Last week, the Seattle Public School District (“SPS”) sent out a notice that a law firm it had retained to handle a complaint on its behalf inadvertently delivered information of about 7,400 special education students. Information contained within the files not only included date of birth, school assignment, and grade, but it also included student identification numbers, special education assignments, disability categories and special education transportation information. SPS went on to state that “[r]elease of this information is of great concern” – but is it?
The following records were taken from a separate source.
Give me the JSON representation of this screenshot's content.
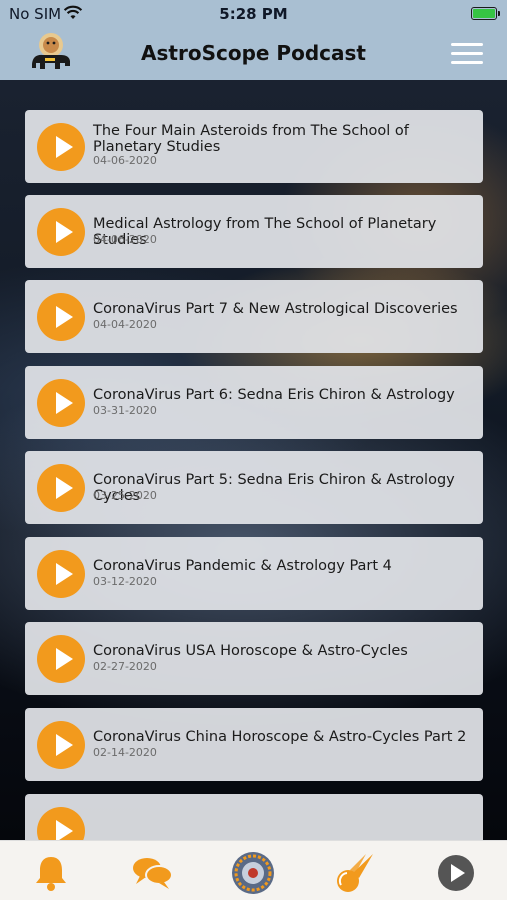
{
  "status_bar": {
    "carrier": "No SIM",
    "time": "5:28 PM"
  },
  "nav": {
    "title": "AstroScope Podcast",
    "logo_icon": "bear-astronaut-logo",
    "menu_icon": "hamburger-menu-icon"
  },
  "colors": {
    "nav_background": "#a9bfd2",
    "accent_orange": "#f29a1d",
    "card_background": "#e2e4e8",
    "battery_green": "#36c443"
  },
  "episodes": [
    {
      "title": "The Four Main Asteroids from The School of Planetary Studies",
      "date": "04-06-2020"
    },
    {
      "title": "Medical Astrology from The School of Planetary Studies",
      "date": "04-06-2020"
    },
    {
      "title": "CoronaVirus Part 7 & New Astrological Discoveries",
      "date": "04-04-2020"
    },
    {
      "title": "CoronaVirus Part 6: Sedna Eris Chiron & Astrology",
      "date": "03-31-2020"
    },
    {
      "title": "CoronaVirus Part 5: Sedna Eris Chiron & Astrology Cycles",
      "date": "03-25-2020"
    },
    {
      "title": "CoronaVirus Pandemic & Astrology Part 4",
      "date": "03-12-2020"
    },
    {
      "title": "CoronaVirus USA Horoscope & Astro-Cycles",
      "date": "02-27-2020"
    },
    {
      "title": "CoronaVirus China Horoscope & Astro-Cycles Part 2",
      "date": "02-14-2020"
    }
  ],
  "tabs": [
    {
      "icon": "bell-icon"
    },
    {
      "icon": "chat-bubbles-icon"
    },
    {
      "icon": "astrology-wheel-icon"
    },
    {
      "icon": "comet-icon"
    },
    {
      "icon": "play-circle-icon"
    }
  ]
}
When it comes to data governance, the unauthorized release of mission-critical data, more-often-than-not, involves the conduct of a third-party. Organizations, like SPS, are so concerned about their internal protocols that they forget to examine their external processes. That is usually where the holes in an organization lie, and leaders fail to set a tone at the top on how to deal with third-party vendors. Up until the date of disclosure, did the SPS have a proactive process in place for how third-party vendors attested to their own data governance programs? Usually, the vendor will ask what protocols SPS would like for them to have in place, but the real question should be what safeguards do they have in place. If they are not willing to share that information, then SPS has the financial muscle to seek out another law firm.